==== Task input

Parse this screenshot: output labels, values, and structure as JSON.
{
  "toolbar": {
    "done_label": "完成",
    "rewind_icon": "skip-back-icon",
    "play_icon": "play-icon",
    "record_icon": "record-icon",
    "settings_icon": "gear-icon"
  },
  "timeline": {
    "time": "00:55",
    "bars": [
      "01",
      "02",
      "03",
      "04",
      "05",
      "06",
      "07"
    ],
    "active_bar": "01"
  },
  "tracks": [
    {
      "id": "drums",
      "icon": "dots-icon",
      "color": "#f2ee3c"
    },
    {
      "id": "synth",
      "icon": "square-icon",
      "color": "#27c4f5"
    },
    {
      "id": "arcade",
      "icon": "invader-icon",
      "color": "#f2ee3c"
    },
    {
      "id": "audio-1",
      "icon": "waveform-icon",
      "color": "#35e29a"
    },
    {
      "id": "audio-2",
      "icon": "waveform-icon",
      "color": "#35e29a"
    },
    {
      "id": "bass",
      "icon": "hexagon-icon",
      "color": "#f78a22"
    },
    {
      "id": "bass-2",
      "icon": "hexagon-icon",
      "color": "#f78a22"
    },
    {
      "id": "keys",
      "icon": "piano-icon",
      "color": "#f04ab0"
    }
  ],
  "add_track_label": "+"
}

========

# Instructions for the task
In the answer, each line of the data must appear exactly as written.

# Written solution
Parse this screenshot: output labels, values, and structure as JSON.
{
  "toolbar": {
    "done_label": "完成",
    "rewind_icon": "skip-back-icon",
    "play_icon": "play-icon",
    "record_icon": "record-icon",
    "settings_icon": "gear-icon"
  },
  "timeline": {
    "time": "00:55",
    "bars": [
      "01",
      "02",
      "03",
      "04",
      "05",
      "06",
      "07"
    ],
    "active_bar": "01"
  },
  "tracks": [
    {
      "id": "drums",
      "icon": "dots-icon",
      "color": "#f2ee3c"
    },
    {
      "id": "synth",
      "icon": "square-icon",
      "color": "#27c4f5"
    },
    {
      "id": "arcade",
      "icon": "invader-icon",
      "color": "#f2ee3c"
    },
    {
      "id": "audio-1",
      "icon": "waveform-icon",
      "color": "#35e29a"
    },
    {
      "id": "audio-2",
      "icon": "waveform-icon",
      "color": "#35e29a"
    },
    {
      "id": "bass",
      "icon": "hexagon-icon",
      "color": "#f78a22"
    },
    {
      "id": "bass-2",
      "icon": "hexagon-icon",
      "color": "#f78a22"
    },
    {
      "id": "keys",
      "icon": "piano-icon",
      "color": "#f04ab0"
    }
  ],
  "add_track_label": "+"
}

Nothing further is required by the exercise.